Introducing a daily health check-in survey provides a less obtrusive way of ensuring employees are healthy enough to work. Employees must acknowledge that they aren't symptomatic and haven't been advised to quarantine by a health professional. If either answer is “yes”, they are sent home.
Making completion of the survey mandatory before beginning work reduces the risk of staff carrying a virus into the workplace. Managers can then align this data with other records to help create a fuller picture of an employee's movements and contacts.
2. Practice Lockdown Drills
Businesses which have already returned to work, or are planning their reintroduction, may feel that they’ve weathered the storm and can begin to relax. But complacency is dangerous. The amount of warning received of a return to lockdown restrictions may be less than the first time. For the second wave, it might be immediate in effect.
Practicing lockdown drills is part of good preparedness. It allows testing of procedures in conditions as real as possible and identifies areas of weakness to be addressed before the pressure of an actual crisis.
Assess whether staff have all the necessary tools and resources they need to be able to leave quickly and work from home effectively. Revisit your crisis communications plan to guarantee your ability to deliver urgent alerts to all employees – including those in remote offices or working in the field.
Lockdown drills like these are a sensible precaution to protect against other events as well, such as inclement weather events, fires or other threats to employee safety. Being prepared means being protected.
3. Promote Safe Cyber Security Practices
Now that organizations in some parts of the world are trying to reopen, cyber criminals are actively exploiting the changing circumstances. A raft of phishing attacks have been reported, targeting employees returning to the office. These attacks use emails and malicious files masquerading as COVID-19 training materials.
Businesses need to invest in both systems and staff to protect against this threat. Firewalls, anti-virus and software updates must all be installed and maintained. Web filters, email filters and file screening must all be in place.
IT communications should focus on keeping staff aware of the threats and adhering to best practice. Webinars and training sessions are effective ways to inform staff of the latest tricks employed by cyber criminals – and how to avoid becoming a victim of them.
Circulate updates on the latest threats or cyber security policy updates through scrolling desktop ticker messages. Repeat messages often to reinforce behaviors and keep cyber security top of mind.
4. Maintain Focus On Workplace Health
The first wave taught us all a lot of lessons around the importance of basic health and hygiene. With a second wave imminent, reinforcing the practices adopted when the virus first struck is critical.
That means all employees adhering to correct health practices, including washing hands, sanitizing work surfaces, social distancing and wearing face masks. Promote and reinforce these practices through screensaver messages on every computer screen for maximum effectiveness.

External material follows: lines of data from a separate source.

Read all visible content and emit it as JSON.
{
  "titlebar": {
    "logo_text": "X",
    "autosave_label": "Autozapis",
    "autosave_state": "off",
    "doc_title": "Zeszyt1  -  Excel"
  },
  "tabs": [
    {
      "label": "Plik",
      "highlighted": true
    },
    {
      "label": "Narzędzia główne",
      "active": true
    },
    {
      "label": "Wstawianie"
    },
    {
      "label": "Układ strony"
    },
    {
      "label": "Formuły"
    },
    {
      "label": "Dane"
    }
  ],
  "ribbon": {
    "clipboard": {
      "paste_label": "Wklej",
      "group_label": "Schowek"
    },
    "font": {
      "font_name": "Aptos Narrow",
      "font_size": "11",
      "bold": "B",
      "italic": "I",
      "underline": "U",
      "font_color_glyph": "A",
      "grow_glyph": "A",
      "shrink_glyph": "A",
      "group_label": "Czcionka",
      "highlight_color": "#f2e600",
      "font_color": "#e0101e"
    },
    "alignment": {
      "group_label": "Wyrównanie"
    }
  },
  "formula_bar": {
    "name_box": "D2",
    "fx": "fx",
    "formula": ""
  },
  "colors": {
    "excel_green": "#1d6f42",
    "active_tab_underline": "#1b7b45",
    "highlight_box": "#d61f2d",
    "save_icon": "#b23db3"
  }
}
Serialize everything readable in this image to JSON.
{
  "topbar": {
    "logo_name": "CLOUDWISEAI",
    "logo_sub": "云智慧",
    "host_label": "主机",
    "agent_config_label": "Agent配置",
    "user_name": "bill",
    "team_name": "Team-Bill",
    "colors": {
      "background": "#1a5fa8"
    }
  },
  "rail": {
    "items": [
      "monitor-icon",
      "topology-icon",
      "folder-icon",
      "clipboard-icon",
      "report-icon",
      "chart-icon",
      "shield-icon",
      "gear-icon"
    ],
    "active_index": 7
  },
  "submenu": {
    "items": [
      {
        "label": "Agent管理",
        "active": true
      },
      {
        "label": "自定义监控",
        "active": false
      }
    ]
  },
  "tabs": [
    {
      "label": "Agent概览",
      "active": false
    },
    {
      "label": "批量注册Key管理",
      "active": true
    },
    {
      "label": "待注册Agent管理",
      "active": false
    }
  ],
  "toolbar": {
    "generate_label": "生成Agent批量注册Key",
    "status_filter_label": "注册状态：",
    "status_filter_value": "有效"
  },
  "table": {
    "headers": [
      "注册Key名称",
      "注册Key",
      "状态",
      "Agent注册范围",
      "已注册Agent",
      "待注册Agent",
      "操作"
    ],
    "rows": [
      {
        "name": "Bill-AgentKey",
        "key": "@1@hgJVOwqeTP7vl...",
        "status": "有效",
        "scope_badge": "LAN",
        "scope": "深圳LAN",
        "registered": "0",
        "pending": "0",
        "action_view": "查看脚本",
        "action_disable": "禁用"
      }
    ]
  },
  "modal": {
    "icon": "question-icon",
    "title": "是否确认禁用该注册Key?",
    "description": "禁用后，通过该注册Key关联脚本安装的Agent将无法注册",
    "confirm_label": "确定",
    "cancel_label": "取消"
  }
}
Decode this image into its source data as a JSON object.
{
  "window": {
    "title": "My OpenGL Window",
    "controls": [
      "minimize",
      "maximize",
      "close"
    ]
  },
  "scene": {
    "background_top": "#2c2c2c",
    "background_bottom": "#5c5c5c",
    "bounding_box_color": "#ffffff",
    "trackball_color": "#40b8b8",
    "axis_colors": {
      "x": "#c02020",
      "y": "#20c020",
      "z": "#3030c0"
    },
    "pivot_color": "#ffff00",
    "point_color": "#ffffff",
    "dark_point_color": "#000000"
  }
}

A health and safety checklist can help HR Managers ensure important precautions are taken and workplaces are configured for greatest protection. Remember to include contract staff, vendors and visitors in your workplace hygiene processes.
Advice from the World Health Organization around workplace health released during the first wave also provides a valuable reference resource for the second wave.
Whether a second wave of COVID-19 is happening or not, the prospect of the virus being part of our lives longer-term is now very real. For employers, it means introducing new measures to protect workplace health and employee safety, so that any second wave doesn’t lead to a flood of infections for their business.
To improve your internal communications and keep employees safe during COVID-19, speak to us about a free trial of the SnapComms platform.